A few months later I started my first period within a few months of my first period I started seeing my first gynaecologist since then I’ve seen several different gynaecologists trialling different hormones to help with my period, I’ve bleed sometimes for months and years straight without a break in between. This limited me from doing a lot of things even school I’d have a lot of time off of school due to passing out or due to the point that I could not sit threw an entire 50 minute lesson without needing to leave to change pads not just one but two or more. I’d have to sleep with towels so I wouldn’t bleed onto the bed. For me a light day was being able to wear one night time pad instead of two or more maternity pads, sometimes I’d even wear diapers with maternity pads. Occasionally I’d pass out during tafe or school and need to be taken away by ambulance. I’m 16 years old now and still have proper solution other then trail and error with hormonal treatments that can have horrible side effects

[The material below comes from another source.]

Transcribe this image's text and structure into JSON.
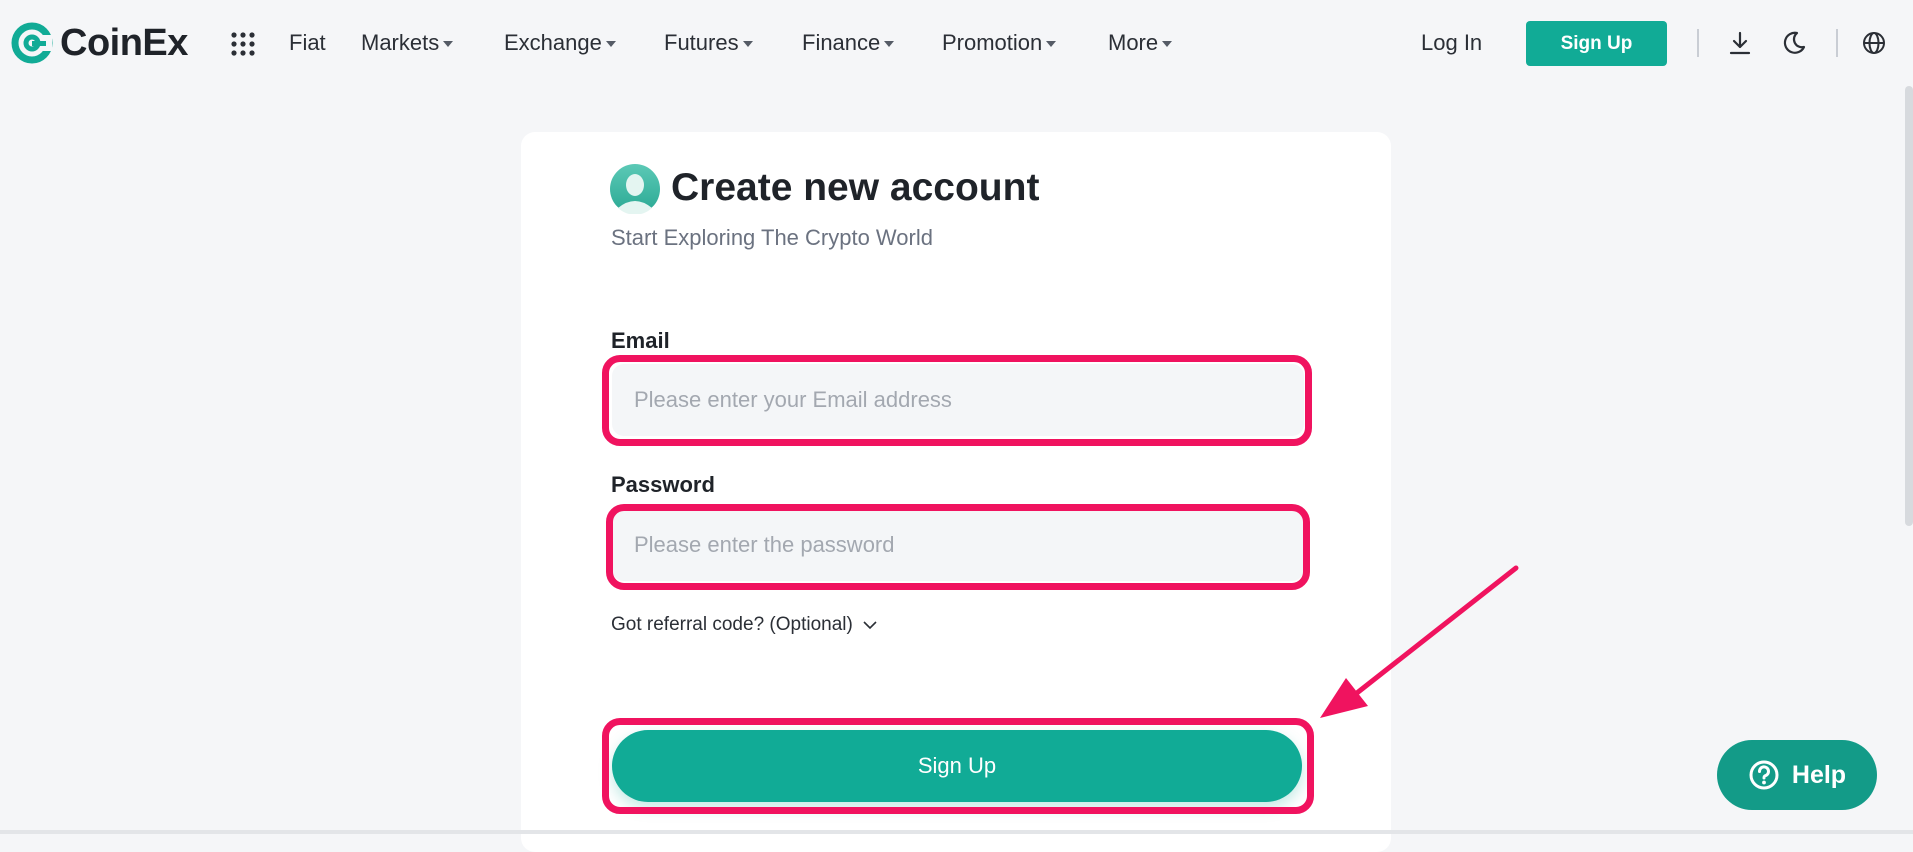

Hola, mi nombre es Paula Flórez tengo 37 años y tengo un desorden de coagulación . Fui diagnosticada con trombopatía de granulos alfa. He recibido varias transfuciones de plaquetas ya que es la unica forma de tratar las hemorragias . Yo no puedo tomar ningun medicamento . Ya me hicieron la histerectomía pero gracias a Dios tengo dos hermosas hijas . No conozco a nadie mas que tenga el mismo diagnostico . Saludos a todos y espero que De la mano de Dios todos tengamos la valentía de enfrentar todas las pruebas dificiles de la vida .
My son his name is Master Chandra Prakash Sahu when he was just 3 months we seen on his body part green and blue color patches. We been to the child specialist he said these are the normal thing don’t worry about it. But day by day he was growing his activity was incrising very fast. And whenever he got fall or he bang on any place his body part become green and blue which is take very long time to recover so we went another children specialist doctor he said go for factor VIII & XI test so when report came he was elected by factor VIII but doctor said I don’t believe on this report please you go to another biggest hospital for the test so after few days we been to CMC Vellor again we gone through the all the medical test there we came to know that my son is effected by severe hemophilia A.